Research output: ThesisDoctoral Thesis

Unpublished
Publication date2014
Number of pages123
QualificationPhD
Awarding Institution
Place of PublicationLancaster
Publisher
  • Lancaster University
Electronic ISBNs9780438571495
Original languageEnglish

Abstract

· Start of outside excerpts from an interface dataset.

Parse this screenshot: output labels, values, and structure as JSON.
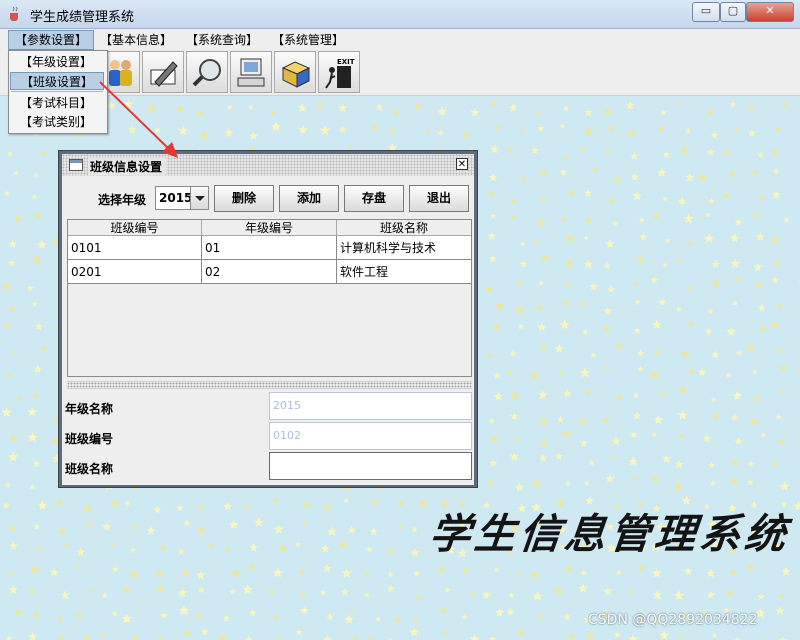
{
  "window": {
    "title": "学生成绩管理系统",
    "controls": {
      "minimize": "▭",
      "maximize": "▢",
      "close": "✕"
    }
  },
  "menubar": {
    "items": [
      "【参数设置】",
      "【基本信息】",
      "【系统查询】",
      "【系统管理】"
    ],
    "active_index": 0
  },
  "popup_menu": {
    "items": [
      "【年级设置】",
      "【班级设置】",
      "【考试科目】",
      "【考试类别】"
    ],
    "highlighted_index": 1
  },
  "toolbar": {
    "buttons": [
      "users-icon",
      "edit-icon",
      "search-icon",
      "computer-icon",
      "package-icon",
      "exit-icon"
    ],
    "exit_label": "EXIT"
  },
  "dialog": {
    "title": "班级信息设置",
    "close": "✕",
    "grade_label": "选择年级",
    "grade_value": "2015",
    "buttons": {
      "delete": "删除",
      "add": "添加",
      "save": "存盘",
      "exit": "退出"
    },
    "table": {
      "columns": [
        "班级编号",
        "年级编号",
        "班级名称"
      ],
      "rows": [
        [
          "0101",
          "01",
          "计算机科学与技术"
        ],
        [
          "0201",
          "02",
          "软件工程"
        ]
      ]
    },
    "form": {
      "grade_name_label": "年级名称",
      "grade_name_value": "2015",
      "class_id_label": "班级编号",
      "class_id_value": "0102",
      "class_name_label": "班级名称",
      "class_name_value": ""
    }
  },
  "decoration": {
    "calligraphy_text": "学生信息管理系统",
    "watermark": "CSDN @QQ2892034822",
    "arrow_color": "#e53935",
    "background_color": "#cfe9f2"
  }
}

Trees contribute to a number of important ecosystem services through their influence on soil properties and functions, including water purification and regulation. Forest soils tend to have a higher saturated hydraulic conductivity (Ks) than soils under other vegetation, so the establishment of streamside tree buffer zones and strategically planted woodland is increasingly being promoted to reduce or intercept surface runoff from agricultural and urban environments that may contribute to diffuse pollution and flooding. Despite this, our understanding of how trees affect soil hydraulic properties is still extremely limited. The main aims of the work outlined in this thesis were to compare the effect of a broadleaf (sycamore) and a conifer (Scots pine) tree on Ks to determine if this differs between species type, to examine the effect of land use on Ks under forest cover and to investigate the key underlying mechanisms involved. Results showed significantly higher Ks under undisturbed mature Scots pine forest compared with sycamore forest, indicating a species effect. Forest soils also had significantly higher Ks than pasture grazed by sheep; however, when sheep were grazed under forest cover, there was no significant difference between forest and pasture, suggesting that the effect of land use masked the effect of trees on Ks. An investigation of soil flow pathways and pore characteristics showed that significantly higher Ks corresponded with significantly higher soil macroporosity and macropore flow. A mesocosm experiment, undertaken to investigate the influence of tree roots and associated soil macrofauna on Ks, was found to be of insufficient duration for significant changes to occur; however non-significant higher Ks observed under Scots pine compared with sycamore were consistent with the study of more mature trees. The results of a glasshouse experiment investigating the influence of leaf litter on Ks showed that leaf litter had a negative effect and litter type had more of an effect than litter quantity.

Bibliographic note

Thesis (Ph.D.)--Lancaster University (United Kingdom), 2014.